- _Task_
Look through the listing below for lines containing "JSON". State how many there are, and nothing else.
◆ ◆ ◆ ◆ ◆
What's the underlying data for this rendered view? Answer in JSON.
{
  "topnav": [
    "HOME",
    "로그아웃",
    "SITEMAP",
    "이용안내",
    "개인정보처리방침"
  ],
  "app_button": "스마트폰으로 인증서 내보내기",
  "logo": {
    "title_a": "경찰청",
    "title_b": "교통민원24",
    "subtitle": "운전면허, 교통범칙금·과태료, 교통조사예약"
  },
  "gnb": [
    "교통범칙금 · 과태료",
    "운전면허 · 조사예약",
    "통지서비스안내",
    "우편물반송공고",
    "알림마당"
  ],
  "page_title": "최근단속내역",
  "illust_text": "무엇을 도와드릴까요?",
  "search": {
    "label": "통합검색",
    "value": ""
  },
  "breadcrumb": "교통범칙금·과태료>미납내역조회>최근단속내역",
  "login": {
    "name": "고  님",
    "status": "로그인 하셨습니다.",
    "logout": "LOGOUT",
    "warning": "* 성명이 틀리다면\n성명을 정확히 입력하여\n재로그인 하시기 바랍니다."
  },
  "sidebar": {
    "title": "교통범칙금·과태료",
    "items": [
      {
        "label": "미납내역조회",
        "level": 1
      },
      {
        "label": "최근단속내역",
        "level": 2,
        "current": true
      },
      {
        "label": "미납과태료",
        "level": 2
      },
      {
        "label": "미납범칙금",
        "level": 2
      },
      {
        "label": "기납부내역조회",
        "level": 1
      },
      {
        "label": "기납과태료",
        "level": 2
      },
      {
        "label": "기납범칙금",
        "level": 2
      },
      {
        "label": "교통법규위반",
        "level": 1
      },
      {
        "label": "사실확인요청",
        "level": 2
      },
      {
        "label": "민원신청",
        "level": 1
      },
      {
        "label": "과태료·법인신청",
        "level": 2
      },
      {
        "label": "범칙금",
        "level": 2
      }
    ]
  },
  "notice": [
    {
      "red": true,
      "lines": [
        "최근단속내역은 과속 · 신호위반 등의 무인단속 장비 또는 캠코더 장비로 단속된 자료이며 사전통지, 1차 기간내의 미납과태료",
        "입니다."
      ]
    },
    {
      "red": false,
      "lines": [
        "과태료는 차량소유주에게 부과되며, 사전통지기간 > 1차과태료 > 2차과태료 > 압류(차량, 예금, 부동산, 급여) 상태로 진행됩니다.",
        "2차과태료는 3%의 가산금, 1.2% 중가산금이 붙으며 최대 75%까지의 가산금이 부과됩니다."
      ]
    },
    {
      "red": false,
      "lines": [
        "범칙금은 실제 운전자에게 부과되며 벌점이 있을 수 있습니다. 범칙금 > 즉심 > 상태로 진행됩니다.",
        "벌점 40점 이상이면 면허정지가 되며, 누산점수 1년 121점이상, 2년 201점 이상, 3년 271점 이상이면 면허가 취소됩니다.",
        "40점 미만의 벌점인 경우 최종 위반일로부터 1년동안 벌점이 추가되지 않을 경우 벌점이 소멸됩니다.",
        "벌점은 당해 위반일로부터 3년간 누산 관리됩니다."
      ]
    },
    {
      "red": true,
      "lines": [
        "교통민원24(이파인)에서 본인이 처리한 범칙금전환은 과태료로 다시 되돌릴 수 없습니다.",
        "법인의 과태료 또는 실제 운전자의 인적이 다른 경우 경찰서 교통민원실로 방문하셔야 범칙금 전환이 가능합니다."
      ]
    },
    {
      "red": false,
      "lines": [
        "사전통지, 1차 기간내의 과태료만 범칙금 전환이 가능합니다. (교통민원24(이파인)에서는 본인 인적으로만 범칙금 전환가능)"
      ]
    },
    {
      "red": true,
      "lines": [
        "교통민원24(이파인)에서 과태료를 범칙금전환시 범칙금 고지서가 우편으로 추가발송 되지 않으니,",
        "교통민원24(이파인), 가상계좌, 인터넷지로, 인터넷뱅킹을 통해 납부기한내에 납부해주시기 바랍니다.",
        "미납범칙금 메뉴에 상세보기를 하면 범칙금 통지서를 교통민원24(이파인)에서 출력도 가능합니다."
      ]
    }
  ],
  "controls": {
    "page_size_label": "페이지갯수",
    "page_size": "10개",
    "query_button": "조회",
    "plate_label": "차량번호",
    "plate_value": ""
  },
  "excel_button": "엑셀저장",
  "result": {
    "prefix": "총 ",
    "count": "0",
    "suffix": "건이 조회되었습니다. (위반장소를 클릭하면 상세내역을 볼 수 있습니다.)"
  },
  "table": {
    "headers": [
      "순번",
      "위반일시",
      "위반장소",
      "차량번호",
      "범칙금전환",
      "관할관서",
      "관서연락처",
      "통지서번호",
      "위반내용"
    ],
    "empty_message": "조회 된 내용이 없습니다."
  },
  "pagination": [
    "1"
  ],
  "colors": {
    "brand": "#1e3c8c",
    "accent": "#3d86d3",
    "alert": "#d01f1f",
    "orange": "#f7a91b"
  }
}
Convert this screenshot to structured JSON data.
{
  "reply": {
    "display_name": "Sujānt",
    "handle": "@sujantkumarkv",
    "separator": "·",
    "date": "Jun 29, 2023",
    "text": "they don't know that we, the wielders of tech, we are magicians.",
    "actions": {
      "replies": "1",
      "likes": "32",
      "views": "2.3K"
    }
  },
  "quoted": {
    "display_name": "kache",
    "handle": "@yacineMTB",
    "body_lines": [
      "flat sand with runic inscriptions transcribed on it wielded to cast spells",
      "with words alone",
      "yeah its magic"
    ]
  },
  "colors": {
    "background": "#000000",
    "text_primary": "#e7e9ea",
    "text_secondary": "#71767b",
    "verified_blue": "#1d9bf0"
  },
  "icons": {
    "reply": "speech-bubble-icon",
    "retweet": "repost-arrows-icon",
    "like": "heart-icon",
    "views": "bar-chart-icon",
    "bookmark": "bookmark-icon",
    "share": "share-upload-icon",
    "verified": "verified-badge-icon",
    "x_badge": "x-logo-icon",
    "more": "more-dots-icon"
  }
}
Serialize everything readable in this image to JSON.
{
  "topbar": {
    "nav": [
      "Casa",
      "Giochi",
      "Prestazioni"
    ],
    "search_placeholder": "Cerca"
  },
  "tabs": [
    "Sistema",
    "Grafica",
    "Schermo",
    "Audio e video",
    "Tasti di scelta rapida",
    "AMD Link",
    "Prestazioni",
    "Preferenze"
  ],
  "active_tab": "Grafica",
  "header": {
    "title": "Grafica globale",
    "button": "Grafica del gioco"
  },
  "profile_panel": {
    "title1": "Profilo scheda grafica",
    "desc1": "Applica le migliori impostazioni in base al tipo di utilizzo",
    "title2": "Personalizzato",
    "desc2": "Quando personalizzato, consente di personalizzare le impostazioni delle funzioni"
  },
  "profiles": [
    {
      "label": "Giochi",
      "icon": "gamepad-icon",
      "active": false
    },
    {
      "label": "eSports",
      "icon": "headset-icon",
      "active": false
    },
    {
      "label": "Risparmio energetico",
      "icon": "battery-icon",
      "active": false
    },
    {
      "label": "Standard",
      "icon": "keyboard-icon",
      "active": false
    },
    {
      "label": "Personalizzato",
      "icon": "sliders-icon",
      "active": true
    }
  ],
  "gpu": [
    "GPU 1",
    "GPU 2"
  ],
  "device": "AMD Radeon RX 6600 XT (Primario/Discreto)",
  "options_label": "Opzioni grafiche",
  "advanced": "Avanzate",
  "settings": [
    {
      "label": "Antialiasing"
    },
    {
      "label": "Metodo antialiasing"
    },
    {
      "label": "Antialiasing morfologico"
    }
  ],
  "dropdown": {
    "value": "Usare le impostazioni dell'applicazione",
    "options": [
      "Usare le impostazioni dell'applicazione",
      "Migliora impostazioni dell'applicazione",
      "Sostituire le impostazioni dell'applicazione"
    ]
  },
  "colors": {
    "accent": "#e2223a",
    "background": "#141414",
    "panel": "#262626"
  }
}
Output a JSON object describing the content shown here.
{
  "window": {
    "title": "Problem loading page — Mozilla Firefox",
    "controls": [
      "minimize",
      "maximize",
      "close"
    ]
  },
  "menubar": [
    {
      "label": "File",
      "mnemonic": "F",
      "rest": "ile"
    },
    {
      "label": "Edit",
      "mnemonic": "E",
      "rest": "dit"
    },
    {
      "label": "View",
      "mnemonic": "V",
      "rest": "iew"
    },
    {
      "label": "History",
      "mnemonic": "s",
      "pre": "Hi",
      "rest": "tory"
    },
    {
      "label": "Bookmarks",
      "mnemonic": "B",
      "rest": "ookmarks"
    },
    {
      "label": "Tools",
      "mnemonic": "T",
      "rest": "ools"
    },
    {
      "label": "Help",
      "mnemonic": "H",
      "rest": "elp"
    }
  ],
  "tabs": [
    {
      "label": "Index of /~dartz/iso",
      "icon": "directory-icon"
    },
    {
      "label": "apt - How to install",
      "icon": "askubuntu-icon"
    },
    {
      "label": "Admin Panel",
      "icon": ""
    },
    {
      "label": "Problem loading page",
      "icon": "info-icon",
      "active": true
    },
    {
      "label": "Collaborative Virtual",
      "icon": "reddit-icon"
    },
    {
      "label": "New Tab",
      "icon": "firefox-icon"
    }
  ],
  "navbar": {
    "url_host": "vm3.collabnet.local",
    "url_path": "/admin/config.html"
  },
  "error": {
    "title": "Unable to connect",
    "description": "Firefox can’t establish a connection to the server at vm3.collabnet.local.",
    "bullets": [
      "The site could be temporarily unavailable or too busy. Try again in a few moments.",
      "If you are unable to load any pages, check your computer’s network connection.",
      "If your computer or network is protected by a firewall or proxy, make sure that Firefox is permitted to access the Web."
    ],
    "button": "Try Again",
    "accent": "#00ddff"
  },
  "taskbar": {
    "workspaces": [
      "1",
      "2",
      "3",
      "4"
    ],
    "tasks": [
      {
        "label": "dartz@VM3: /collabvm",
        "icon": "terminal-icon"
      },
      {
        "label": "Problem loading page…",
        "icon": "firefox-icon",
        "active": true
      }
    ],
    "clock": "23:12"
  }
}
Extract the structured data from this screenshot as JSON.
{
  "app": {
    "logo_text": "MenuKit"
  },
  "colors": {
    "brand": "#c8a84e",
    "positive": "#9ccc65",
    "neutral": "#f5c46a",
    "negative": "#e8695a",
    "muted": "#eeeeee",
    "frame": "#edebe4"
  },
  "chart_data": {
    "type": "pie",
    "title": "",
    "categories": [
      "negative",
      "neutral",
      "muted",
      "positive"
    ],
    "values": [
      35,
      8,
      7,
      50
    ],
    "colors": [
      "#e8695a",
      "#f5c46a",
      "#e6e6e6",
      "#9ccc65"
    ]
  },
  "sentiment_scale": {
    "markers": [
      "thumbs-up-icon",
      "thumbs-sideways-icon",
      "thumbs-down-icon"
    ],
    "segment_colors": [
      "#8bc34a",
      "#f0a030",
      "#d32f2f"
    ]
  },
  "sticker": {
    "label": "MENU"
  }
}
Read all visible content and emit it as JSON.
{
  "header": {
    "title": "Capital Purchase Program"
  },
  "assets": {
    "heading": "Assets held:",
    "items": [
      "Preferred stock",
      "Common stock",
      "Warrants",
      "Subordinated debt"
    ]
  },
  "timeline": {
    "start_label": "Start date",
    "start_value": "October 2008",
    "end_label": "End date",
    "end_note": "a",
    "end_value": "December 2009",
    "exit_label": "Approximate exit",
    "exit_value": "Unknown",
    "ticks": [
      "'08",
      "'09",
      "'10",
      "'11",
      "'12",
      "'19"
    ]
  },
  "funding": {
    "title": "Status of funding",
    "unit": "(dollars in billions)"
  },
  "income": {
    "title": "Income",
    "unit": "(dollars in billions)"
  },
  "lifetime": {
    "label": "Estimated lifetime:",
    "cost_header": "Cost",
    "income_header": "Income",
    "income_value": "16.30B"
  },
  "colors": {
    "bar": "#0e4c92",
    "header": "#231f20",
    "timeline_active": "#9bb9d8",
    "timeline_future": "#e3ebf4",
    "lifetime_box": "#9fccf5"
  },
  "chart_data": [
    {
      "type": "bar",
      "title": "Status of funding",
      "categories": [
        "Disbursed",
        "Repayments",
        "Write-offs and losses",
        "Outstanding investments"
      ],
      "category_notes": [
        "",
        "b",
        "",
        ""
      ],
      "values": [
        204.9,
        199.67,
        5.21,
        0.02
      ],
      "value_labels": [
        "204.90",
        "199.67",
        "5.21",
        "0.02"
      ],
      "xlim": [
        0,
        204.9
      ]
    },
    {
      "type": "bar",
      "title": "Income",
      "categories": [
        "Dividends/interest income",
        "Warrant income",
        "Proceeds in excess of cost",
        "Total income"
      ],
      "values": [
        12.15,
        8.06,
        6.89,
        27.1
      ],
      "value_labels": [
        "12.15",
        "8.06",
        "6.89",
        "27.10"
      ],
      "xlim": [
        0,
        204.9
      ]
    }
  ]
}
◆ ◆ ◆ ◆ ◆
- _Written solution_
6